- Opening Delimiter -
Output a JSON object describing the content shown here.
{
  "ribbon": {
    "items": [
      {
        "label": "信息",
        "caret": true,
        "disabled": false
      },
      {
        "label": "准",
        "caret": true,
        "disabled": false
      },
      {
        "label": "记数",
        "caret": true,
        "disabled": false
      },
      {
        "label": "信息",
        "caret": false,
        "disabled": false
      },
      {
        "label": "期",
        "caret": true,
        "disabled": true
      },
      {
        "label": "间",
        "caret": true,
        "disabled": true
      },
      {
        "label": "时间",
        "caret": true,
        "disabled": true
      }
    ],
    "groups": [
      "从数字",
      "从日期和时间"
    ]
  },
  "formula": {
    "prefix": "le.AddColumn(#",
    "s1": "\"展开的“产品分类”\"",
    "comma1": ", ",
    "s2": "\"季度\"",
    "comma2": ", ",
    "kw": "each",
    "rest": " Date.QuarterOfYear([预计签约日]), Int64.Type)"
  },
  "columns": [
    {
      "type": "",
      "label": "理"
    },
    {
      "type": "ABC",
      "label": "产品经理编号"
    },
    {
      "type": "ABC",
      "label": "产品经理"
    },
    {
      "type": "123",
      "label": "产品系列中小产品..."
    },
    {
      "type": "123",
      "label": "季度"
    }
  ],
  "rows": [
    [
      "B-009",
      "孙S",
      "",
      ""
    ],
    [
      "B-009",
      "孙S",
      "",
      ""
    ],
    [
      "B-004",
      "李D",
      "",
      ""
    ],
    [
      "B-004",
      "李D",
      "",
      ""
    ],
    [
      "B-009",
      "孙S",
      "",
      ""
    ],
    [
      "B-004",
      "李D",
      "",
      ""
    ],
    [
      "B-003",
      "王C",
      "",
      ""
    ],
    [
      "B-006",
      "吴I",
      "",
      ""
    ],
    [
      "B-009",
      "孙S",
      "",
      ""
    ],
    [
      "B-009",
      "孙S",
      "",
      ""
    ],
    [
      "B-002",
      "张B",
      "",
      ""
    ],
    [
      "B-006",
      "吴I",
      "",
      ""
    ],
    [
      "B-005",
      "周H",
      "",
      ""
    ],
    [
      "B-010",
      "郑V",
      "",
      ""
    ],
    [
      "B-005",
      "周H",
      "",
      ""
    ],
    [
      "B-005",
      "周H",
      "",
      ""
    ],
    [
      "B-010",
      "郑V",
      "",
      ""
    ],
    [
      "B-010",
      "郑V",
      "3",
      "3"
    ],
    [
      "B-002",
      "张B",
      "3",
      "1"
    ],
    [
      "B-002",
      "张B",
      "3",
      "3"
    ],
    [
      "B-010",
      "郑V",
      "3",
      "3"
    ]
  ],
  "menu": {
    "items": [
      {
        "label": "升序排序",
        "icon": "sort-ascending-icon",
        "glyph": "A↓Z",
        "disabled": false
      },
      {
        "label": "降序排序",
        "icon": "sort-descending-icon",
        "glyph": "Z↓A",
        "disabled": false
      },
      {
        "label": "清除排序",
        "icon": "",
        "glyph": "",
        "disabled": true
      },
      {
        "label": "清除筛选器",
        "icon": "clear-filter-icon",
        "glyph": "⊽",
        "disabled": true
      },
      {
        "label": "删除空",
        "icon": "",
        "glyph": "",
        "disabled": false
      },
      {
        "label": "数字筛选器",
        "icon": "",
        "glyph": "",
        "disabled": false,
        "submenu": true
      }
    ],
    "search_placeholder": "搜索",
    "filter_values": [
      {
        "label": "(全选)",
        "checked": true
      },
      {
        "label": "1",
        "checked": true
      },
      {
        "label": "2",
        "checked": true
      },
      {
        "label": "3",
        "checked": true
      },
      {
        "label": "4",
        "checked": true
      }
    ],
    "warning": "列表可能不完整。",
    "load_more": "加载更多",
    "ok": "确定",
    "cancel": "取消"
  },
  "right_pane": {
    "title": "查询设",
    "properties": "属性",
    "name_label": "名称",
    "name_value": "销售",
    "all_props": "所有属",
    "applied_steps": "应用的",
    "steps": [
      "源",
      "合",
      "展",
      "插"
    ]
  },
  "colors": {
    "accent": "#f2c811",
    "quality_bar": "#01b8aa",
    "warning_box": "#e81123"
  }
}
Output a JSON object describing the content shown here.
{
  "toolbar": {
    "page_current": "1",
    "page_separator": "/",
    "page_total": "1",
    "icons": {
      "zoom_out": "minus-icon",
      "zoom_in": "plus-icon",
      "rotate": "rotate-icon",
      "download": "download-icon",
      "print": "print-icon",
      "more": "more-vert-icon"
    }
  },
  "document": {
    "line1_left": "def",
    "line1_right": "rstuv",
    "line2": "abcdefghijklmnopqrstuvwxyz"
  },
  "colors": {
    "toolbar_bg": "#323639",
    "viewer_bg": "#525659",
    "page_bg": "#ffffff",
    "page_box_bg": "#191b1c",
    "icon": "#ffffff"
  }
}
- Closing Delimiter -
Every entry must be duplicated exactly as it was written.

Answer to the problem:
Output a JSON object describing the content shown here.
{
  "ribbon": {
    "items": [
      {
        "label": "信息",
        "caret": true,
        "disabled": false
      },
      {
        "label": "准",
        "caret": true,
        "disabled": false
      },
      {
        "label": "记数",
        "caret": true,
        "disabled": false
      },
      {
        "label": "信息",
        "caret": false,
        "disabled": false
      },
      {
        "label": "期",
        "caret": true,
        "disabled": true
      },
      {
        "label": "间",
        "caret": true,
        "disabled": true
      },
      {
        "label": "时间",
        "caret": true,
        "disabled": true
      }
    ],
    "groups": [
      "从数字",
      "从日期和时间"
    ]
  },
  "formula": {
    "prefix": "le.AddColumn(#",
    "s1": "\"展开的“产品分类”\"",
    "comma1": ", ",
    "s2": "\"季度\"",
    "comma2": ", ",
    "kw": "each",
    "rest": " Date.QuarterOfYear([预计签约日]), Int64.Type)"
  },
  "columns": [
    {
      "type": "",
      "label": "理"
    },
    {
      "type": "ABC",
      "label": "产品经理编号"
    },
    {
      "type": "ABC",
      "label": "产品经理"
    },
    {
      "type": "123",
      "label": "产品系列中小产品..."
    },
    {
      "type": "123",
      "label": "季度"
    }
  ],
  "rows": [
    [
      "B-009",
      "孙S",
      "",
      ""
    ],
    [
      "B-009",
      "孙S",
      "",
      ""
    ],
    [
      "B-004",
      "李D",
      "",
      ""
    ],
    [
      "B-004",
      "李D",
      "",
      ""
    ],
    [
      "B-009",
      "孙S",
      "",
      ""
    ],
    [
      "B-004",
      "李D",
      "",
      ""
    ],
    [
      "B-003",
      "王C",
      "",
      ""
    ],
    [
      "B-006",
      "吴I",
      "",
      ""
    ],
    [
      "B-009",
      "孙S",
      "",
      ""
    ],
    [
      "B-009",
      "孙S",
      "",
      ""
    ],
    [
      "B-002",
      "张B",
      "",
      ""
    ],
    [
      "B-006",
      "吴I",
      "",
      ""
    ],
    [
      "B-005",
      "周H",
      "",
      ""
    ],
    [
      "B-010",
      "郑V",
      "",
      ""
    ],
    [
      "B-005",
      "周H",
      "",
      ""
    ],
    [
      "B-005",
      "周H",
      "",
      ""
    ],
    [
      "B-010",
      "郑V",
      "",
      ""
    ],
    [
      "B-010",
      "郑V",
      "3",
      "3"
    ],
    [
      "B-002",
      "张B",
      "3",
      "1"
    ],
    [
      "B-002",
      "张B",
      "3",
      "3"
    ],
    [
      "B-010",
      "郑V",
      "3",
      "3"
    ]
  ],
  "menu": {
    "items": [
      {
        "label": "升序排序",
        "icon": "sort-ascending-icon",
        "glyph": "A↓Z",
        "disabled": false
      },
      {
        "label": "降序排序",
        "icon": "sort-descending-icon",
        "glyph": "Z↓A",
        "disabled": false
      },
      {
        "label": "清除排序",
        "icon": "",
        "glyph": "",
        "disabled": true
      },
      {
        "label": "清除筛选器",
        "icon": "clear-filter-icon",
        "glyph": "⊽",
        "disabled": true
      },
      {
        "label": "删除空",
        "icon": "",
        "glyph": "",
        "disabled": false
      },
      {
        "label": "数字筛选器",
        "icon": "",
        "glyph": "",
        "disabled": false,
        "submenu": true
      }
    ],
    "search_placeholder": "搜索",
    "filter_values": [
      {
        "label": "(全选)",
        "checked": true
      },
      {
        "label": "1",
        "checked": true
      },
      {
        "label": "2",
        "checked": true
      },
      {
        "label": "3",
        "checked": true
      },
      {
        "label": "4",
        "checked": true
      }
    ],
    "warning": "列表可能不完整。",
    "load_more": "加载更多",
    "ok": "确定",
    "cancel": "取消"
  },
  "right_pane": {
    "title": "查询设",
    "properties": "属性",
    "name_label": "名称",
    "name_value": "销售",
    "all_props": "所有属",
    "applied_steps": "应用的",
    "steps": [
      "源",
      "合",
      "展",
      "插"
    ]
  },
  "colors": {
    "accent": "#f2c811",
    "quality_bar": "#01b8aa",
    "warning_box": "#e81123"
  }
}
Output a JSON object describing the content shown here.
{
  "toolbar": {
    "page_current": "1",
    "page_separator": "/",
    "page_total": "1",
    "icons": {
      "zoom_out": "minus-icon",
      "zoom_in": "plus-icon",
      "rotate": "rotate-icon",
      "download": "download-icon",
      "print": "print-icon",
      "more": "more-vert-icon"
    }
  },
  "document": {
    "line1_left": "def",
    "line1_right": "rstuv",
    "line2": "abcdefghijklmnopqrstuvwxyz"
  },
  "colors": {
    "toolbar_bg": "#323639",
    "viewer_bg": "#525659",
    "page_bg": "#ffffff",
    "page_box_bg": "#191b1c",
    "icon": "#ffffff"
  }
}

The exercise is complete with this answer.